Jeannette D. Black Memorial Fellow (2)

Cameron Shriver, Ph.D. Candidate in History, Ohio State University, “Village to Nation:  Rethinking American Indian Political Culture in the Great Lakes, 1750–1850”
Paul W. McQuillen Memorial Fellow (2)

Mark Somos, Lecturer on Law, Harvard University, “Free to Conquer: The Parallel Constitutions of Early Modern Dutch Identity and Imperialism”
John Carter Brown Library Associates Fellow (2)

Manuel Suárez Rivera, Postdoctoral Researcher, Institute of Geography, Universidad Nacional Autónoma de México (UNAM) “A Successful Editorial Genre: Use and Strategies of Almanacs in Spanish America at the End of the 18th-Century”
Maria Elena Cassiet Fellow (3)

Vanina María Teglia, Assistant Professor of Latin American Literature, Universidad de Buenos Aires; Consejo Nacional de Investigaciones Científicas y Técnicas (CONICET), Argentina, “The Marvelous Elements in the Nature of the New World: First Colonial Discourse of the Indies”
John Carter Brown Library-Grupo de Investigación de Siglo de Oro (GRISO) Fellow (2)

Yevan (Erwan) Terrien, Ph.D. Candidate in History, University of Pittsburgh, “Exiles and Fugitives: Mobility, Labor, and Power in Early Louisiana (ca. 1700–1810)”
Marie L. and William R. Hartland Fellow (2)

Jeffrey Thomson, Associate Professor of Creative Writing, University of Maine at Farmington, “Self-Portrait in Nine Generations”
Hodson Trust-John Carter Brown Library Fellow

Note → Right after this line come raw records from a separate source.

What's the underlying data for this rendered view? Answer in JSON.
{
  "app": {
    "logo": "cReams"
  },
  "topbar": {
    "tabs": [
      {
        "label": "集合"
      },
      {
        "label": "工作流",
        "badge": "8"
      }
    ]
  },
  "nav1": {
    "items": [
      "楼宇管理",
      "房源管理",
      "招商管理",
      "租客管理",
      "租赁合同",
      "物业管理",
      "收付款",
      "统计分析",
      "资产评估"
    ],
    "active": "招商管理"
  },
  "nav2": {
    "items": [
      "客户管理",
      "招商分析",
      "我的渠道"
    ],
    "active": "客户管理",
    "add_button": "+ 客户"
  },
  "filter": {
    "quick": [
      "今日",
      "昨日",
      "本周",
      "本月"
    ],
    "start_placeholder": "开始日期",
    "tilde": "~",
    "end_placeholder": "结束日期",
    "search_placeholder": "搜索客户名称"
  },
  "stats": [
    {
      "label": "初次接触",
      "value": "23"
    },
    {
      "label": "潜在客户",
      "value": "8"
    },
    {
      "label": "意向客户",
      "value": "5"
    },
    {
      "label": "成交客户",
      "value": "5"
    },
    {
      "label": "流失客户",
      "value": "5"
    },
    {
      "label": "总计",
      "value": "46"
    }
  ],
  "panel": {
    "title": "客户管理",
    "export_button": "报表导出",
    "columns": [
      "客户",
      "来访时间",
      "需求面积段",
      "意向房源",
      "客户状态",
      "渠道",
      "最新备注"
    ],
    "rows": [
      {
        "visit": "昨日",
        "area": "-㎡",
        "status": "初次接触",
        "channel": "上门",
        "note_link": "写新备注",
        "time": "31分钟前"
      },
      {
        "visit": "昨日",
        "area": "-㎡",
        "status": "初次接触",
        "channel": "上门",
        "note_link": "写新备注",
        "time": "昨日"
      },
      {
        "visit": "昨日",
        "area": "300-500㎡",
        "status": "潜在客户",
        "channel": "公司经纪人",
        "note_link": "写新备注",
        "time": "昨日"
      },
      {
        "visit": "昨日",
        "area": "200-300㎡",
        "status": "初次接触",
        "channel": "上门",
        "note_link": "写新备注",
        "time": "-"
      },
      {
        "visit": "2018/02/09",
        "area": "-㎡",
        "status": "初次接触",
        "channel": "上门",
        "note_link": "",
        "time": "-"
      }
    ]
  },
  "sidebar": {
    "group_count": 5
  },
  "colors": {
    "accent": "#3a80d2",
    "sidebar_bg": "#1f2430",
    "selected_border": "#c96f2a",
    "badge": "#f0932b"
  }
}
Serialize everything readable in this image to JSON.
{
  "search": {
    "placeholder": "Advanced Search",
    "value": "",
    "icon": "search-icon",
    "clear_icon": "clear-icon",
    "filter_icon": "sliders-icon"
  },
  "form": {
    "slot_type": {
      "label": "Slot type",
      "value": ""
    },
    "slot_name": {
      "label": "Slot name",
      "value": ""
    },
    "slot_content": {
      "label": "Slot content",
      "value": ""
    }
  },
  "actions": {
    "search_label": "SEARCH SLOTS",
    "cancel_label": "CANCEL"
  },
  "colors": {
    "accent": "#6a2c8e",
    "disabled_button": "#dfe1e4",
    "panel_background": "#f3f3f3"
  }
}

Emily (Amy) Torbert, Ph.D. Candidate in Art History, University of Delaware, “Going Places: The Material and Imaginary Geographies of Prints in the Atlantic World, 1770–1840”
Jeannette D. Black Memorial Fellow (2)

Joanne van der Woude, Assistant Professor of American Studies, University of Groningen, The Netherlands, “No More Heroes: Violence and Resistance in New World Poetry”
Charles H. Watts Memorial Fellow (2)

Stijn van Rossem, Ph.D. Candidate in Information and Library Sciences, University of Antwerp, Belgium, “Netherlandish Publishers and their Editorial Strategies in the International Book Trade (17th- and 18th- Centuries)”
Reese
/ John Alden Memorial Fellow (4)

Nathan Wachtel, Professor Emeritus of History and Anthropology, Collège de France, “Anthology of Texts and Documents Regarding Indians of the Americas (late 15th- to early 20th-Centuries)”
Maury A. Bromsen Memorial Fellow (4)